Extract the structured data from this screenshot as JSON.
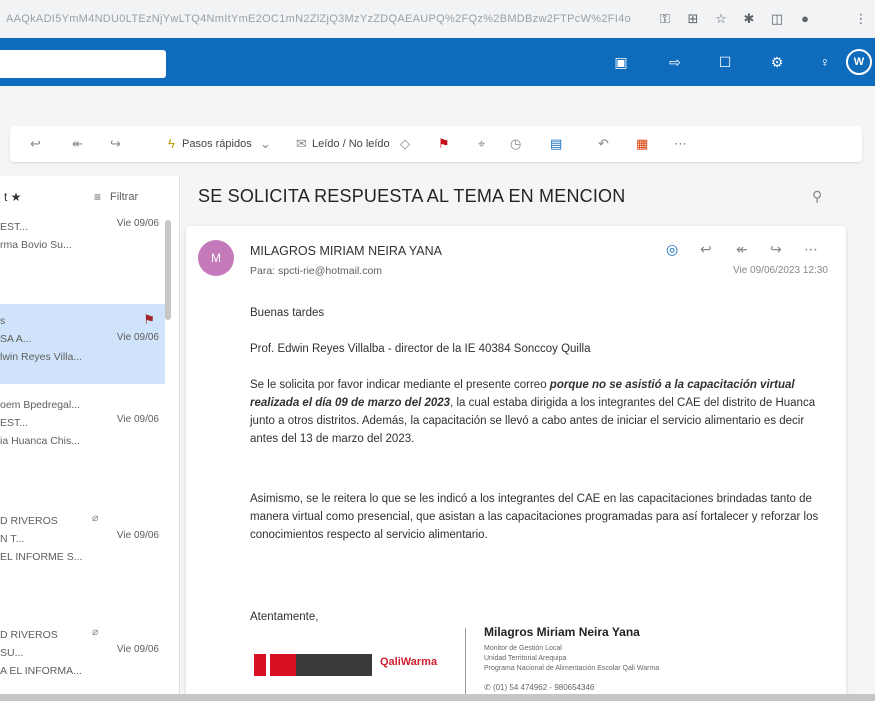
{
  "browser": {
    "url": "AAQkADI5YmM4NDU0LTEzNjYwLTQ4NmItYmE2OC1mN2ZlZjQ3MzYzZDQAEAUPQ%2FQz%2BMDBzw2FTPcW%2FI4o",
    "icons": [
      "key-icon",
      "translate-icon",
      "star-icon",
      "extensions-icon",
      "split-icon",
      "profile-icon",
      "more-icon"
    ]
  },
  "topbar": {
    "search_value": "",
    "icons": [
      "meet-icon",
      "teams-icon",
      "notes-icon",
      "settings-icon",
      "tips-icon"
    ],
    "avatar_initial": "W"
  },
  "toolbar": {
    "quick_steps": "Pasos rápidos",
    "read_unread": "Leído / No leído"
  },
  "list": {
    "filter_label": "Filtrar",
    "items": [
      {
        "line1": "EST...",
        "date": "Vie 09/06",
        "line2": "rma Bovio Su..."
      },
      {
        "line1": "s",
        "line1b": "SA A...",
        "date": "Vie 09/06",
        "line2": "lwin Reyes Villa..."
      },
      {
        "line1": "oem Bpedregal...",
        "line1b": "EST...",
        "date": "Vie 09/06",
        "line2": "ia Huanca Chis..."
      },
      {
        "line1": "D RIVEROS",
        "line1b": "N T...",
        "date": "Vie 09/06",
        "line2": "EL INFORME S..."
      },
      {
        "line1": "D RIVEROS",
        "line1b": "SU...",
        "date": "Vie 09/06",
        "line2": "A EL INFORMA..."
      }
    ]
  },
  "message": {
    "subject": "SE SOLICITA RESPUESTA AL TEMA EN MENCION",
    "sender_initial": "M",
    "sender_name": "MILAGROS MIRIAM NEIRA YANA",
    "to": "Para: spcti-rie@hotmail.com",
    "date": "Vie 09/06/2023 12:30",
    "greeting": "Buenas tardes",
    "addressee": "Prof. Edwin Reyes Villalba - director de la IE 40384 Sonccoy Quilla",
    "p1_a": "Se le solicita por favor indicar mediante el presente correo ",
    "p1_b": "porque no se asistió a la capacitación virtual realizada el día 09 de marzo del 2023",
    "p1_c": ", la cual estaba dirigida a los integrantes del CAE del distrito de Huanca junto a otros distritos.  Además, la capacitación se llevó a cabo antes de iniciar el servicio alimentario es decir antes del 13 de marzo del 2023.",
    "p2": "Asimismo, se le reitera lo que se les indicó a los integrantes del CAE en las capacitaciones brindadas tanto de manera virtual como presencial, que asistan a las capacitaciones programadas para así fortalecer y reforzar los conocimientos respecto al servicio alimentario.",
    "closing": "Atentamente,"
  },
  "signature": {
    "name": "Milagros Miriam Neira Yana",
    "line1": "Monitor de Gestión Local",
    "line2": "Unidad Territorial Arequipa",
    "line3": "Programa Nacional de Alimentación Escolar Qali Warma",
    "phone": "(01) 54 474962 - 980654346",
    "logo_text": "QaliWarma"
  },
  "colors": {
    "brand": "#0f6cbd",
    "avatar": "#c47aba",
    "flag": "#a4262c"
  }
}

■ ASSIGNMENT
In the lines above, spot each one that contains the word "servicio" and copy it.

■ TASK RESPONSE
    "p1_c": ", la cual estaba dirigida a los integrantes del CAE del distrito de Huanca junto a otros distritos.  Además, la capacitación se llevó a cabo antes de iniciar el servicio alimentario es decir antes del 13 de marzo del 2023.",
    "p2": "Asimismo, se le reitera lo que se les indicó a los integrantes del CAE en las capacitaciones brindadas tanto de manera virtual como presencial, que asistan a las capacitaciones programadas para así fortalecer y reforzar los conocimientos respecto al servicio alimentario.",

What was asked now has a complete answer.